I am skeptical of Osterweil's assumption that feminism is somehow a failed enterprise. It is difficult to even view feminism as a cohesive movement- that is why we speak of feminisms in the plural. Yet, despite the biases and prejudices of the second-wavers, they nevertheless laid the foundations for our ever evolving contemporary movements. And regardless of what the media will tell you, feminism is not dead. Rather, there is a more grassroots approach to activism, nowadays.

But the grassroots approach to activism sometimes has its limitations, I suppose. I will stop here before I get off topic...



-Leyna

Scott said...

Hi Leyna...first of all, not too many people here in Sudbury are doing interesting political blogging, so it was nice to come across your blog a couple of weeks back!

Yes, I think what you draw out in terms of tensions (or ambivalences or contradictions) is central to what I found interesting about this piece. And of course, as you say and as I have written about lots before on this site, those tensions are not at all unique to feminism, though it is a particularly interesting case to learn about for the reasons that Osterweil outlines and that you elaborate further in your comment.
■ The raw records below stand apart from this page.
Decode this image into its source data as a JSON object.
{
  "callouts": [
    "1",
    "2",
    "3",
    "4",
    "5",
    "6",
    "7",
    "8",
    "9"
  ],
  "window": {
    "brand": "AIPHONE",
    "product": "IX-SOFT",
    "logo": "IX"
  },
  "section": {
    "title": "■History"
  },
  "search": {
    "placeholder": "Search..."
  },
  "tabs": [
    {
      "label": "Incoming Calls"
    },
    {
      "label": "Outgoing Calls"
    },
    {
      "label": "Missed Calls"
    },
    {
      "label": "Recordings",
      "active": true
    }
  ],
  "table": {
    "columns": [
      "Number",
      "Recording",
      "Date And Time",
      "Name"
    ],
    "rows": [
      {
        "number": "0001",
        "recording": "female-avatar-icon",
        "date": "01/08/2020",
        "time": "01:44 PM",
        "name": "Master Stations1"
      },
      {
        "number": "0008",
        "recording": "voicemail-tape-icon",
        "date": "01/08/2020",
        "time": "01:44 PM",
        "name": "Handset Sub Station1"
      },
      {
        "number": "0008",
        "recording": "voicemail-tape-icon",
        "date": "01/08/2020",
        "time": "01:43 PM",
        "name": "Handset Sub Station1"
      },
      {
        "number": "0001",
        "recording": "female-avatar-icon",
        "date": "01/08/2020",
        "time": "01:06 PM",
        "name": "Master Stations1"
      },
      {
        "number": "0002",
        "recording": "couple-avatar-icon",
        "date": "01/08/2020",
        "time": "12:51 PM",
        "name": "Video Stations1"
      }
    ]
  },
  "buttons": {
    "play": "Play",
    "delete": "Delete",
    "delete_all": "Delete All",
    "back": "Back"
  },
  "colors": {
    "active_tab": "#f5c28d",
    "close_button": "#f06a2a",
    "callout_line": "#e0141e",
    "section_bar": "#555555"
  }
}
Actually, I would be inclined to read Osterweil's us of ideas about "failure" with respect to feminism in that light -- that is, in the context of her not only seeing those tensions but recognizing that they have positive aspects. In particular, I read her as trying to capture the tension between the fact that feminism has been more substantive than most other social movements in trying to really address challenges from its own margins versus the fact that its success in doing so despite that substantive effort has been mixed at best. That ambivalence has the potential to be a source of real learning for all of us, I think. And obviously feminism is not dead -- the first dominant media pronouncement to that effect was in 1972, or something like that, so it is hardly a source to be taken seriously on the subject. And I didn't read Osterweil as asserting that it was dead or complete or abandoned or anything final like that. So I didn't read her as meaning "failure" in some sort of absolute, it's-all-done kind of sense either, but rather as a way of getting at some of the ways in which it is still a work, or rather many works, that are still very much in progress, and still wrestling with the many challenges from their own margins.

And I would be interested in hearing your thoughts on the limitations of grassroots activism, either here or in a post at your own site! :)
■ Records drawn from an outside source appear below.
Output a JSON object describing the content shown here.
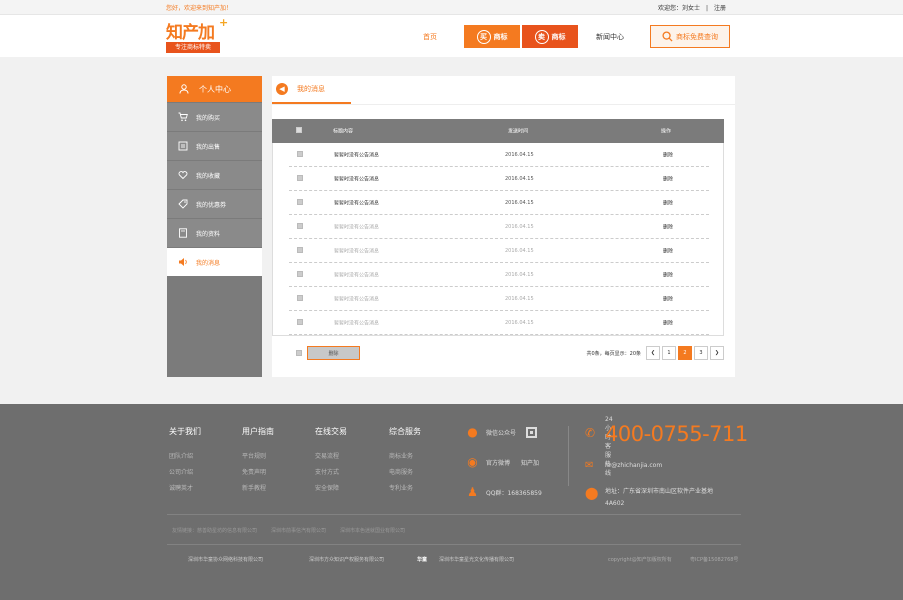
{
  "topbar": {
    "welcome": "您好，欢迎来到知产加！",
    "user_greeting": "欢迎您：刘女士",
    "separator": "|",
    "register": "注册"
  },
  "logo": {
    "name": "知产加",
    "plus": "+",
    "tagline": "专注商标特卖"
  },
  "nav": {
    "home": "首页",
    "buy_icon": "买",
    "buy": "商标",
    "sell_icon": "卖",
    "sell": "商标",
    "news": "新闻中心",
    "query": "商标免费查询"
  },
  "sidebar": {
    "header": "个人中心",
    "items": [
      {
        "label": "我的购买",
        "icon": "cart-icon"
      },
      {
        "label": "我的出售",
        "icon": "sell-icon"
      },
      {
        "label": "我的收藏",
        "icon": "heart-icon"
      },
      {
        "label": "我的优惠券",
        "icon": "coupon-icon"
      },
      {
        "label": "我的资料",
        "icon": "profile-icon"
      },
      {
        "label": "我的消息",
        "icon": "message-icon",
        "active": true
      }
    ]
  },
  "main": {
    "tab": "我的消息",
    "table": {
      "headers": {
        "title": "标题内容",
        "time": "发送时间",
        "action": "操作"
      },
      "rows": [
        {
          "title": "暂暂时没有公告消息",
          "time": "2016.04.15",
          "action": "删除",
          "read": false
        },
        {
          "title": "暂暂时没有公告消息",
          "time": "2016.04.15",
          "action": "删除",
          "read": false
        },
        {
          "title": "暂暂时没有公告消息",
          "time": "2016.04.15",
          "action": "删除",
          "read": false
        },
        {
          "title": "暂暂时没有公告消息",
          "time": "2016.04.15",
          "action": "删除",
          "read": true
        },
        {
          "title": "暂暂时没有公告消息",
          "time": "2016.04.15",
          "action": "删除",
          "read": true
        },
        {
          "title": "暂暂时没有公告消息",
          "time": "2016.04.15",
          "action": "删除",
          "read": true
        },
        {
          "title": "暂暂时没有公告消息",
          "time": "2016.04.15",
          "action": "删除",
          "read": true
        },
        {
          "title": "暂暂时没有公告消息",
          "time": "2016.04.15",
          "action": "删除",
          "read": true
        }
      ]
    },
    "delete_button": "删除",
    "pager": {
      "info": "共0条，每页显示：20条",
      "prev": "❮",
      "pages": [
        "1",
        "2",
        "3"
      ],
      "current_index": 1,
      "next": "❯"
    }
  },
  "footer": {
    "columns": [
      {
        "heading": "关于我们",
        "links": [
          "团队介绍",
          "公司介绍",
          "诚聘英才"
        ]
      },
      {
        "heading": "用户指南",
        "links": [
          "平台规则",
          "免责声明",
          "新手教程"
        ]
      },
      {
        "heading": "在线交易",
        "links": [
          "交易流程",
          "支付方式",
          "安全保障"
        ]
      },
      {
        "heading": "综合服务",
        "links": [
          "商标业务",
          "电商服务",
          "专利业务"
        ]
      }
    ],
    "social": {
      "wechat": "微信公众号",
      "weibo": "官方微博",
      "weibo_account": "知产加",
      "qq": "QQ群：168365859"
    },
    "hotline_label": "24小时客服热线",
    "hotline": "400-0755-711",
    "email": "hr@zhichanjia.com",
    "address": "地址：广东省深圳市南山区软件产业基地4A602",
    "friend_links": [
      "友情链接：慈善助星坊的信息有限公司",
      "深圳市前事信汽有限公司",
      "深圳市本色迷就国业有限公司"
    ],
    "partners": [
      "深圳市华童协众网络科技有限公司",
      "深圳市方众知识产权服务有限公司",
      "深圳市华童星光文化传播有限公司"
    ],
    "partner_logo": "华童",
    "copyright": "copyright@知产加版权所有",
    "icp": "粤ICP备15082768号"
  },
  "colors": {
    "brand_orange": "#f47a20",
    "dark_orange": "#e8531c",
    "sidebar_gray": "#7b7b7b",
    "footer_gray": "#6e6e6e"
  }
}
Michael said...

I did generalize, but my experience with white feminists has largely been that they are not very class conscious. I recognize there are many committed socialist feminists, Marxist feminists, anarchist feminists, and so on. I was only meaning to speak from experience.

Leyna said...

Thanks, Scott. I was also very excited to find socially conscious Sudbury blogger. :) I'll put something together very shortly about grassroots organizing.

Michael: There is an obvious discrepancy in what you are saying. Perhaps you should examine that a little more closely.

-Leyna

Scott said...

Michael: That's fair enough, I guess, though it was hardly clear from how you originally said it that you were speaking about a specific subset of feminists, based on your own experience with them, and in light of the knowledge that there were many other feminists to whom it did not apply. It also implicitly raises a larger question about how we should go about engaging with people of whose politics we know we have legitimate criticisms, yet who still have political things to teach us in other areas.

Leyna: I'm looking forward to it!